Dataset rows describing interfaces:
============
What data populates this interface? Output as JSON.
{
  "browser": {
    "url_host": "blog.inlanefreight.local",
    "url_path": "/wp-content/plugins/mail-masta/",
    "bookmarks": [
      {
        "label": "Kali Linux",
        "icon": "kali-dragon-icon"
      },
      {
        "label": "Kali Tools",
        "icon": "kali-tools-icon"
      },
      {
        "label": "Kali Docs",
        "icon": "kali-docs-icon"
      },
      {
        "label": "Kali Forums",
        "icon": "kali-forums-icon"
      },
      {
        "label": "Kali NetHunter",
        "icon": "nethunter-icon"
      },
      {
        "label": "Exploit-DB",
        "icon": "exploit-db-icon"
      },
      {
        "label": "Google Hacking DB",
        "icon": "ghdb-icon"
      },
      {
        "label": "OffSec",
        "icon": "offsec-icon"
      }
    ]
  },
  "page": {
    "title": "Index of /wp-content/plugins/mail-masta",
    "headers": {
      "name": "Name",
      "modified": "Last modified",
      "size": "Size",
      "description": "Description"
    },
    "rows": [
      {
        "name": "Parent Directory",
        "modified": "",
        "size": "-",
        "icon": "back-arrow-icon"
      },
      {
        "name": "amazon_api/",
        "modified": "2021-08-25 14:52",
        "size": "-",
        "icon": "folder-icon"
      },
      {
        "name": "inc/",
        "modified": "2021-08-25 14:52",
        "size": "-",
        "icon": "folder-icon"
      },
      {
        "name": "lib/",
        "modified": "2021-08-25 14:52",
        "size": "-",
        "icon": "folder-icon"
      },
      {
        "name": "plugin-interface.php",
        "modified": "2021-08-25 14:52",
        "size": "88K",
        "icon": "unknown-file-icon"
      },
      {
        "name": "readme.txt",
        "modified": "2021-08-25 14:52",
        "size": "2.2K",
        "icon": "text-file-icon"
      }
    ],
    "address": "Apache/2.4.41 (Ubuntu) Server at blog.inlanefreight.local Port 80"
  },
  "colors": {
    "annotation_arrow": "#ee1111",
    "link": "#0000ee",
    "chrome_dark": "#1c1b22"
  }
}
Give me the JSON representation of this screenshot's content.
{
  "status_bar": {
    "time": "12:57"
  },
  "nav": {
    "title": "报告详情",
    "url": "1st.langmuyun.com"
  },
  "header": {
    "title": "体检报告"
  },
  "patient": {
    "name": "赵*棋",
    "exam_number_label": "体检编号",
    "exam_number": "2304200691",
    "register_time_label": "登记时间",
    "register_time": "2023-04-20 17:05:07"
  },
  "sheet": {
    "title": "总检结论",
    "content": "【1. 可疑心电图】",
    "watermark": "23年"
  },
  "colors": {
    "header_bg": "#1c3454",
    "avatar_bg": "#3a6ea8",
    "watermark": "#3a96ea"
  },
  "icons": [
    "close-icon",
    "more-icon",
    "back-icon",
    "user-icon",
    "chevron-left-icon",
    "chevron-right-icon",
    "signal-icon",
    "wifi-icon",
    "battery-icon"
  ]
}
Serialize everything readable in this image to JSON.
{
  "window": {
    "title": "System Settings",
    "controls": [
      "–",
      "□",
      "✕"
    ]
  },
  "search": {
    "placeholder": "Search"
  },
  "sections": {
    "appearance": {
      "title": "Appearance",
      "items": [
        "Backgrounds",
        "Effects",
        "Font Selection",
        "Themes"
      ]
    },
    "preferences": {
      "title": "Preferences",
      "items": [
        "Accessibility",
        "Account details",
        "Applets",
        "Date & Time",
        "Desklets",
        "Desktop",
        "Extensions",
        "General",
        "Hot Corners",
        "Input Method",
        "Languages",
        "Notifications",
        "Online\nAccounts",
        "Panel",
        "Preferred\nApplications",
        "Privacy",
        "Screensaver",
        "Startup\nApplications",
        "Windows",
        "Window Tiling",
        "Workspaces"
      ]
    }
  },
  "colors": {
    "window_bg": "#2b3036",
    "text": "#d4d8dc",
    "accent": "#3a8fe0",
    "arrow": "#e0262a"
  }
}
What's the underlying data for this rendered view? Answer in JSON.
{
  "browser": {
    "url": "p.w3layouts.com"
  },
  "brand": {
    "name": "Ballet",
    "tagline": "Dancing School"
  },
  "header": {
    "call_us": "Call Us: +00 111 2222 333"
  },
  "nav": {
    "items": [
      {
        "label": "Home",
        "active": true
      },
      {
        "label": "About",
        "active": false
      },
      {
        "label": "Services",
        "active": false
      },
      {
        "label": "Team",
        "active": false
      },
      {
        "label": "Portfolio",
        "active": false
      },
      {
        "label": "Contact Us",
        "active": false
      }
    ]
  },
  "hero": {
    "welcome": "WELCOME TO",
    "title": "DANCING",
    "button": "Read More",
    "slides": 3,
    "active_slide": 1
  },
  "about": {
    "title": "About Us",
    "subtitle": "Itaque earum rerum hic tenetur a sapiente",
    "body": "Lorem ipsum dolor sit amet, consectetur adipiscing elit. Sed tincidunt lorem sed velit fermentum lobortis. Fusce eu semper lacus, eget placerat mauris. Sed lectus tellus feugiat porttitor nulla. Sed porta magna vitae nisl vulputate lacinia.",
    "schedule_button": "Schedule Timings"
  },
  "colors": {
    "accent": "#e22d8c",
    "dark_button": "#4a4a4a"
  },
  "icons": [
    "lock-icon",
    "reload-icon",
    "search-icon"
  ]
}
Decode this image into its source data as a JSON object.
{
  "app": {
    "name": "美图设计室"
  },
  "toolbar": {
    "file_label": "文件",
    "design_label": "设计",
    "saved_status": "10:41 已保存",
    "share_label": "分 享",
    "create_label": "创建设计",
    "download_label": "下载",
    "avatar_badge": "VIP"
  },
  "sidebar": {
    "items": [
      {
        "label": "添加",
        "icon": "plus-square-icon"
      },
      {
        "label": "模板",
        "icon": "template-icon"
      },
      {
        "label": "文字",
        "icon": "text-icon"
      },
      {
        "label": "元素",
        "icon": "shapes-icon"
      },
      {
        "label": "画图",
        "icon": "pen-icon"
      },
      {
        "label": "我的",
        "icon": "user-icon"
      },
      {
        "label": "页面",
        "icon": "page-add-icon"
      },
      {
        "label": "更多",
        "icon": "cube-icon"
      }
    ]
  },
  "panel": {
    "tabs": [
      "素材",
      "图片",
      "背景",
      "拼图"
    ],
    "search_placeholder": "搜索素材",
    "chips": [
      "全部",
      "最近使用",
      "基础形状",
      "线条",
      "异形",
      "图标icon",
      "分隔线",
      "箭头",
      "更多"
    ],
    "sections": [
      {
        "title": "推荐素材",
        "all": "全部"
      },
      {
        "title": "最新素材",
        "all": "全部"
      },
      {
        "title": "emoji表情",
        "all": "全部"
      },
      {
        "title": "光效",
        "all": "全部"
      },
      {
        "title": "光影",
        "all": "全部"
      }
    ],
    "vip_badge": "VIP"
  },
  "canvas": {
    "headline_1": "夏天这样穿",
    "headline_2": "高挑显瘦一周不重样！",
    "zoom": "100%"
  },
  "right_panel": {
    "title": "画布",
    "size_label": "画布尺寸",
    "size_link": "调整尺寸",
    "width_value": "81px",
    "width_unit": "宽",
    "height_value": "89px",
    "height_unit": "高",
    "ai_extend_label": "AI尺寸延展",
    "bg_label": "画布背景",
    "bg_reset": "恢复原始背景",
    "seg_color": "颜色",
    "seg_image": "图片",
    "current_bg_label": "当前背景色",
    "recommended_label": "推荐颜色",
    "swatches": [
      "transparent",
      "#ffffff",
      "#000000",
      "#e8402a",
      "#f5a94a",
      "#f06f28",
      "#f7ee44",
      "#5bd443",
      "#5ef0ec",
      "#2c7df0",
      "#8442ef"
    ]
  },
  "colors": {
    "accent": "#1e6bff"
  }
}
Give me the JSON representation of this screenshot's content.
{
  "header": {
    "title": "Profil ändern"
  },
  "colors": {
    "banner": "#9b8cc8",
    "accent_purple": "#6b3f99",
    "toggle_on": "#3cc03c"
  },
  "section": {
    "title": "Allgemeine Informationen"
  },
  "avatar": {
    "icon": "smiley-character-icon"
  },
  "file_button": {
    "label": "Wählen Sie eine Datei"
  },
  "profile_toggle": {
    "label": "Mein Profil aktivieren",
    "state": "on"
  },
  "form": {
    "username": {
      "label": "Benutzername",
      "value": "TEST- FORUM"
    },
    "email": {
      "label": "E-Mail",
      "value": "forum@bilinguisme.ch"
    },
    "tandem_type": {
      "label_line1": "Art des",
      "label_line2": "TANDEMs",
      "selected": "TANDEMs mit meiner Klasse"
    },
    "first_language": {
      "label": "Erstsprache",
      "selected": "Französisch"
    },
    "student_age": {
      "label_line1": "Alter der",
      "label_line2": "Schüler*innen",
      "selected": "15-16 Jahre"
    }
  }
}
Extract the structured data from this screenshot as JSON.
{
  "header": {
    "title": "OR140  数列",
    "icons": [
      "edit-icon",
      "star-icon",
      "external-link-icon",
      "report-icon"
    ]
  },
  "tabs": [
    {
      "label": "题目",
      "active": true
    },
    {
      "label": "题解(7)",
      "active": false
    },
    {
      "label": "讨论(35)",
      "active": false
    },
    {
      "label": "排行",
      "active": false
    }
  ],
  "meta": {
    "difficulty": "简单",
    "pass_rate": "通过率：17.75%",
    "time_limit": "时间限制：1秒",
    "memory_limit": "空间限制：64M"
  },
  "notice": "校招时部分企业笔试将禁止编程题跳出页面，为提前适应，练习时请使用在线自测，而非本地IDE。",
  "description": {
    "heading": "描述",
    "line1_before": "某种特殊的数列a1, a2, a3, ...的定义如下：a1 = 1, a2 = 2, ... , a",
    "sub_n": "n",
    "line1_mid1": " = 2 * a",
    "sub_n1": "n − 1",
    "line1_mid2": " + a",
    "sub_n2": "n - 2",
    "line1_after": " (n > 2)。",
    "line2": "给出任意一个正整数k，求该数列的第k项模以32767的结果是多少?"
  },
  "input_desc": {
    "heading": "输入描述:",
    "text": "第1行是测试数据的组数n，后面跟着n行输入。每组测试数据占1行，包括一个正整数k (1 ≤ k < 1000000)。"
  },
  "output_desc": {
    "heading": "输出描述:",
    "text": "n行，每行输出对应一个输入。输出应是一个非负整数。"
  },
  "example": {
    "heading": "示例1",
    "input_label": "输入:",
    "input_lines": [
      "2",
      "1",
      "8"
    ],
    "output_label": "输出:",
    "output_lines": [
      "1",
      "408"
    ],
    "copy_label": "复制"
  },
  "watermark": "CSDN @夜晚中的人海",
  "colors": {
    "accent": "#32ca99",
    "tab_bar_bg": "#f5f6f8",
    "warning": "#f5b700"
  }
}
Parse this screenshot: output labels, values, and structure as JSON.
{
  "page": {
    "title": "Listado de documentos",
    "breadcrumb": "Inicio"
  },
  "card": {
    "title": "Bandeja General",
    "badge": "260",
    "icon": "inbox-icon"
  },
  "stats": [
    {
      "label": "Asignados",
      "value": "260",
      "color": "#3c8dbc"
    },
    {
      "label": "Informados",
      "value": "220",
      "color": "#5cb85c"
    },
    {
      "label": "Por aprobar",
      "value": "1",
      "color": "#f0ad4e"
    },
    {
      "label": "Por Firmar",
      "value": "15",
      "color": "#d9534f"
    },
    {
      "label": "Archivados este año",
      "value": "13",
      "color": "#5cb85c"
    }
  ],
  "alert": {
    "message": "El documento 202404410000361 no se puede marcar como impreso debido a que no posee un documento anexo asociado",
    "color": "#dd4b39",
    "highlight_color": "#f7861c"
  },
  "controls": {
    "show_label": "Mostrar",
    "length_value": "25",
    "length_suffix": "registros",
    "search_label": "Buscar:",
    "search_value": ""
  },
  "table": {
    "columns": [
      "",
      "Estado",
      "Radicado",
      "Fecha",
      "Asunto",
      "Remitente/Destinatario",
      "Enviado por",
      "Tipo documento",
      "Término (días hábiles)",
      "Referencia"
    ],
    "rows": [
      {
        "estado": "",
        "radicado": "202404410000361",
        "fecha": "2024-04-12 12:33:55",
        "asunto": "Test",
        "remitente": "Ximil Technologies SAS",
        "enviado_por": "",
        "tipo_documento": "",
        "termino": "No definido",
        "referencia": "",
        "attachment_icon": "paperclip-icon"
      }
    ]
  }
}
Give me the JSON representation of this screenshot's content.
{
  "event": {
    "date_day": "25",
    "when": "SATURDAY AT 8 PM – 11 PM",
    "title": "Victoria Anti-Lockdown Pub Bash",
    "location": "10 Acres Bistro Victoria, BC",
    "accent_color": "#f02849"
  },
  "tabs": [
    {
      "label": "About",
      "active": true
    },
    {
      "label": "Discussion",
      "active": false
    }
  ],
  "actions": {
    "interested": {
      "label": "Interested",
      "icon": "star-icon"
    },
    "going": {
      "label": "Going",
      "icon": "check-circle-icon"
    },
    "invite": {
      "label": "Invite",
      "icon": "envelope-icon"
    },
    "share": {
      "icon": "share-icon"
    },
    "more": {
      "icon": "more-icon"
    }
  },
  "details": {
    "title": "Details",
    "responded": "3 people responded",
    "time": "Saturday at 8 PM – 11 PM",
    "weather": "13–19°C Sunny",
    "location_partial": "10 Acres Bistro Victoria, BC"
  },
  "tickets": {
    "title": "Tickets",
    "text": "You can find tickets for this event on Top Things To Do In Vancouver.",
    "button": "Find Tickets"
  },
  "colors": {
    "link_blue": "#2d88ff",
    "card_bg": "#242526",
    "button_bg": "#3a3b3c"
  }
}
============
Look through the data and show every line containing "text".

* [Response to the exercise]:
        "icon": "text-file-icon"
    "text": "#d4d8dc",
        "icon": "text-icon"
    "text": "第1行是测试数据的组数n，后面跟着n行输入。每组测试数据占1行，包括一个正整数k (1 ≤ k < 1000000)。"
    "text": "n行，每行输出对应一个输入。输出应是一个非负整数。"
    "text": "You can find tickets for this event on Top Things To Do In Vancouver.",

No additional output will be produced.